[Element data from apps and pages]
--------------------------------

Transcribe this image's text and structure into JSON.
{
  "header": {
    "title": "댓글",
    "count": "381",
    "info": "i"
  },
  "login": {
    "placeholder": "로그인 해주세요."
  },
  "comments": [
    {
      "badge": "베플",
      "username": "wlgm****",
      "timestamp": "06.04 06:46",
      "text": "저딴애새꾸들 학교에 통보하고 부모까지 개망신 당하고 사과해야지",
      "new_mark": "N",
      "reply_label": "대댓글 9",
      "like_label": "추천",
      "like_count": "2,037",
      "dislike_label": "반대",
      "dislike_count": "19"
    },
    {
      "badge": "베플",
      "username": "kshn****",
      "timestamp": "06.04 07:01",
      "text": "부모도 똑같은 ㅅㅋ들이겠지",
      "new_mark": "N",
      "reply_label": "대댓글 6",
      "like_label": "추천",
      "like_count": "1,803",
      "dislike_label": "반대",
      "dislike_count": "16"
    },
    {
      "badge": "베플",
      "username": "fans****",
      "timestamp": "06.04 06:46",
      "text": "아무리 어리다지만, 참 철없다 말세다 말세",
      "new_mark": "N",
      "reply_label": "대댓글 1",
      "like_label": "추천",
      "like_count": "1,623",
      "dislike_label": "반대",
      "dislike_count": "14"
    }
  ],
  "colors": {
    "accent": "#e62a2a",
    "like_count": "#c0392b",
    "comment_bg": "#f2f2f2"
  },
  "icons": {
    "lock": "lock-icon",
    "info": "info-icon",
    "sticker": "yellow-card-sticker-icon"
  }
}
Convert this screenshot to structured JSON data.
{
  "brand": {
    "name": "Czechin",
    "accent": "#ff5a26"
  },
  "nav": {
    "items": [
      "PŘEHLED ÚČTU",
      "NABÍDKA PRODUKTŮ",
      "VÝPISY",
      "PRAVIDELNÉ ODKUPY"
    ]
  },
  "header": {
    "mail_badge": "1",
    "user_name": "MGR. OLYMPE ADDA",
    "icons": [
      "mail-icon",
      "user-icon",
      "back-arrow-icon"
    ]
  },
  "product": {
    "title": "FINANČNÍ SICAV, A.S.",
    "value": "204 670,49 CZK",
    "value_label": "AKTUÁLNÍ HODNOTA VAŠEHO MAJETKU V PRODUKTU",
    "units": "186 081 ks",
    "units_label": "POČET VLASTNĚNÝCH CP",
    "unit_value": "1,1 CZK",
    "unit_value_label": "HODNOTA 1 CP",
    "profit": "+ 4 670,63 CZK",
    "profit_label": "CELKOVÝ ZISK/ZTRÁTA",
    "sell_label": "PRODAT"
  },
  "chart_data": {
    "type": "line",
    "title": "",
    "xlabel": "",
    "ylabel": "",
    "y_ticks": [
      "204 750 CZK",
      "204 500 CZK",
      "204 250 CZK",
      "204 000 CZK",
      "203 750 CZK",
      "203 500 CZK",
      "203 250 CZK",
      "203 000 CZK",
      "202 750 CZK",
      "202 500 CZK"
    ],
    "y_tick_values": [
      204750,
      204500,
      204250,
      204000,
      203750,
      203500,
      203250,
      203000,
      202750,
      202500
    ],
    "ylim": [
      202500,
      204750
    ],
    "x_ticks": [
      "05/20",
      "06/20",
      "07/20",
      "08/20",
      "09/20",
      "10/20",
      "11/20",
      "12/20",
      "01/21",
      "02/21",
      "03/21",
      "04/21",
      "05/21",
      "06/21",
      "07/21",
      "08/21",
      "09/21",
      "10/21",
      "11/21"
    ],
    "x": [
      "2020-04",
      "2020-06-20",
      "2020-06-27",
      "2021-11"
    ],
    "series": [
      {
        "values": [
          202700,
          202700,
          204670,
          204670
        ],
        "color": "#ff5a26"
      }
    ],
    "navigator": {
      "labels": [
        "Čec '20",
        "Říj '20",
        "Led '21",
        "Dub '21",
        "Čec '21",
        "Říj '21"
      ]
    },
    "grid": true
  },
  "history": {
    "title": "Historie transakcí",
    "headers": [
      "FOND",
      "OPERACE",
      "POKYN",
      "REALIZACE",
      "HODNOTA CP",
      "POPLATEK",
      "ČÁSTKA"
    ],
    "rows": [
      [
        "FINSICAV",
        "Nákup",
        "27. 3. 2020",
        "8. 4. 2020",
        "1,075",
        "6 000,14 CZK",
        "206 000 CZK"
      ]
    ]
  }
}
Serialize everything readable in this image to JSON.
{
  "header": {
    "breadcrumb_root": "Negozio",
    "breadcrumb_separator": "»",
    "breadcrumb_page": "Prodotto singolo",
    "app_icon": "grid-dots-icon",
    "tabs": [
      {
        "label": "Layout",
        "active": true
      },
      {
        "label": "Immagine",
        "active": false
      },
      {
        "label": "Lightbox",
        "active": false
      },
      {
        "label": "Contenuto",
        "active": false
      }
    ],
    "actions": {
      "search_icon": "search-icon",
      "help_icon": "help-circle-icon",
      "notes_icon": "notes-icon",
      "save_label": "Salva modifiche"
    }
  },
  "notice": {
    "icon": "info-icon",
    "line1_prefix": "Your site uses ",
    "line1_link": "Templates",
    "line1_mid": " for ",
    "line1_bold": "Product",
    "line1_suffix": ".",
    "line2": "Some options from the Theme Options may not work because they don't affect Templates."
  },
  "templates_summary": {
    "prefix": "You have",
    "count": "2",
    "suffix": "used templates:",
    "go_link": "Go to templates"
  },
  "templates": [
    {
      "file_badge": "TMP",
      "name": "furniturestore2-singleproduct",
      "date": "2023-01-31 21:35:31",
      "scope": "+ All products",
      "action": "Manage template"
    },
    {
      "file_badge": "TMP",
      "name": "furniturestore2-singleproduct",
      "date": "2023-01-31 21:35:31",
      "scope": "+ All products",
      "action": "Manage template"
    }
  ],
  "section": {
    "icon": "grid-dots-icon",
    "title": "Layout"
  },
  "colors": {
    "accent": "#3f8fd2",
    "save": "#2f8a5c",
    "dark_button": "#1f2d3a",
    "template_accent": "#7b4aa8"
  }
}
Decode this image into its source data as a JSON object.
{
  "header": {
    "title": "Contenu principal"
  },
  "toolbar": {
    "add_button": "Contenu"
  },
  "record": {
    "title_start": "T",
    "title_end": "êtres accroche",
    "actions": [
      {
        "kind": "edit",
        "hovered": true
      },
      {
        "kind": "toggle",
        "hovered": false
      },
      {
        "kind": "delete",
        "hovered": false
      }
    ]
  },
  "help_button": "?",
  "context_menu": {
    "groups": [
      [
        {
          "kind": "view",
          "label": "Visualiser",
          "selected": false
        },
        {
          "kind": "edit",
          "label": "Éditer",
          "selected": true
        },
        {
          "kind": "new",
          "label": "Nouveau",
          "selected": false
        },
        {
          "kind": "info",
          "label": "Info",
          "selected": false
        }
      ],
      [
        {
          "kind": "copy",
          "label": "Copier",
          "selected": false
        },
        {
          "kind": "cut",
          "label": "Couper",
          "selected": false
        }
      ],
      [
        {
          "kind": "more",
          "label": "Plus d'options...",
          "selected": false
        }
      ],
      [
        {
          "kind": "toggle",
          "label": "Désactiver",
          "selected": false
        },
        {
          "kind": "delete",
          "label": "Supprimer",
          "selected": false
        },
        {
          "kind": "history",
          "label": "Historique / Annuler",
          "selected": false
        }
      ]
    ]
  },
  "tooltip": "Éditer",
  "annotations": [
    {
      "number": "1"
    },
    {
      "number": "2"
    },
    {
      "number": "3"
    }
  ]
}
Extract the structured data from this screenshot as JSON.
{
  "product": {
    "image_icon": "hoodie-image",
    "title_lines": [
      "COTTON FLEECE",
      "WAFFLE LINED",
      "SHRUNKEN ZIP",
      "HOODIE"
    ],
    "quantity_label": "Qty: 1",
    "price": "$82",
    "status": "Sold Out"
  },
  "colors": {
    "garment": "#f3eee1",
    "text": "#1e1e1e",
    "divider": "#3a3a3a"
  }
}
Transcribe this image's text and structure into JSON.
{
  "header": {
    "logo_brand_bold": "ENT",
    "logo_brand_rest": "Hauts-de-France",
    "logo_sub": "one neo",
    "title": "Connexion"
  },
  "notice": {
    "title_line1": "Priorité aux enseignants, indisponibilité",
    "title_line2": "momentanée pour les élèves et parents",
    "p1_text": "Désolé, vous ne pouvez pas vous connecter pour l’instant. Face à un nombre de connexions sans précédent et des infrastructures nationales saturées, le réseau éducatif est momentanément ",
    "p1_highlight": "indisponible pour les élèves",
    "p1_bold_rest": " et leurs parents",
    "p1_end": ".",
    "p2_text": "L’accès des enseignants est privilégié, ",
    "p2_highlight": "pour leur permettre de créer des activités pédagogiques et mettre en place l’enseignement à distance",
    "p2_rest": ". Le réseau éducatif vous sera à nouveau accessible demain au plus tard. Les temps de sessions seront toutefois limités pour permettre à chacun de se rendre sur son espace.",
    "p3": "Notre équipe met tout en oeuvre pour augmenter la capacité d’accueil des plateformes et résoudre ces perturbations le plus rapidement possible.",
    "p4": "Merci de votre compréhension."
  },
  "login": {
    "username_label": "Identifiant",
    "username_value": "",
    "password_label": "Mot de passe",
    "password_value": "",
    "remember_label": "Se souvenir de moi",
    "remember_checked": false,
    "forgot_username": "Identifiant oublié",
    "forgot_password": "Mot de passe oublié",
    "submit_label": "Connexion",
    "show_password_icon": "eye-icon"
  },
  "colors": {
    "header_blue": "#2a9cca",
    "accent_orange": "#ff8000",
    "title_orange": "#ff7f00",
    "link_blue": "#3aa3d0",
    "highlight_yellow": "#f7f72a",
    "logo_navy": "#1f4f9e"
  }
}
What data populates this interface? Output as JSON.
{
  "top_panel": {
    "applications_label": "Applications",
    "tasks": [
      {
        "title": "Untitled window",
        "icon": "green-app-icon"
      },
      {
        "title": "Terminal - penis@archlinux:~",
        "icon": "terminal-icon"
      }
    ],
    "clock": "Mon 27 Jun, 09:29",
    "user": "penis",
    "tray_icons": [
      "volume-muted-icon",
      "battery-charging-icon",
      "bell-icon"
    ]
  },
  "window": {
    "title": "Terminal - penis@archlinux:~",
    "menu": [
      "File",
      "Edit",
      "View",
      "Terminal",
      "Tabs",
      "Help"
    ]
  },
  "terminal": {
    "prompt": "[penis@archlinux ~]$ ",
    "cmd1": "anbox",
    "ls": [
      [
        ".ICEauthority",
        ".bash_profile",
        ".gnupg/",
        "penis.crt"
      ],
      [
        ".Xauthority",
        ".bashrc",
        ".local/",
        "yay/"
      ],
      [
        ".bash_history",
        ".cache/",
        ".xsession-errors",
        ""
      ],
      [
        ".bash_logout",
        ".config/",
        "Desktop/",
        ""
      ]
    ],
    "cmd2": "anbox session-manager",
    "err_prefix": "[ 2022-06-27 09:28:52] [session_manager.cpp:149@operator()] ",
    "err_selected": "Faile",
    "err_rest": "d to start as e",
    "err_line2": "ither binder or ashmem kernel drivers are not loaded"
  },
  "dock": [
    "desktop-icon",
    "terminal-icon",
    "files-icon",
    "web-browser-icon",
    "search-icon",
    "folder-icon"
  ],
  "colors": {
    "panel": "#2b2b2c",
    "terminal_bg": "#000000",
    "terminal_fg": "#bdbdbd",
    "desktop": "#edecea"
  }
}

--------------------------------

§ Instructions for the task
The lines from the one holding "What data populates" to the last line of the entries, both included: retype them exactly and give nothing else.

§ Exercise result
What data populates this interface? Output as JSON.
{
  "top_panel": {
    "applications_label": "Applications",
    "tasks": [
      {
        "title": "Untitled window",
        "icon": "green-app-icon"
      },
      {
        "title": "Terminal - penis@archlinux:~",
        "icon": "terminal-icon"
      }
    ],
    "clock": "Mon 27 Jun, 09:29",
    "user": "penis",
    "tray_icons": [
      "volume-muted-icon",
      "battery-charging-icon",
      "bell-icon"
    ]
  },
  "window": {
    "title": "Terminal - penis@archlinux:~",
    "menu": [
      "File",
      "Edit",
      "View",
      "Terminal",
      "Tabs",
      "Help"
    ]
  },
  "terminal": {
    "prompt": "[penis@archlinux ~]$ ",
    "cmd1": "anbox",
    "ls": [
      [
        ".ICEauthority",
        ".bash_profile",
        ".gnupg/",
        "penis.crt"
      ],
      [
        ".Xauthority",
        ".bashrc",
        ".local/",
        "yay/"
      ],
      [
        ".bash_history",
        ".cache/",
        ".xsession-errors",
        ""
      ],
      [
        ".bash_logout",
        ".config/",
        "Desktop/",
        ""
      ]
    ],
    "cmd2": "anbox session-manager",
    "err_prefix": "[ 2022-06-27 09:28:52] [session_manager.cpp:149@operator()] ",
    "err_selected": "Faile",
    "err_rest": "d to start as e",
    "err_line2": "ither binder or ashmem kernel drivers are not loaded"
  },
  "dock": [
    "desktop-icon",
    "terminal-icon",
    "files-icon",
    "web-browser-icon",
    "search-icon",
    "folder-icon"
  ],
  "colors": {
    "panel": "#2b2b2c",
    "terminal_bg": "#000000",
    "terminal_fg": "#bdbdbd",
    "desktop": "#edecea"
  }
}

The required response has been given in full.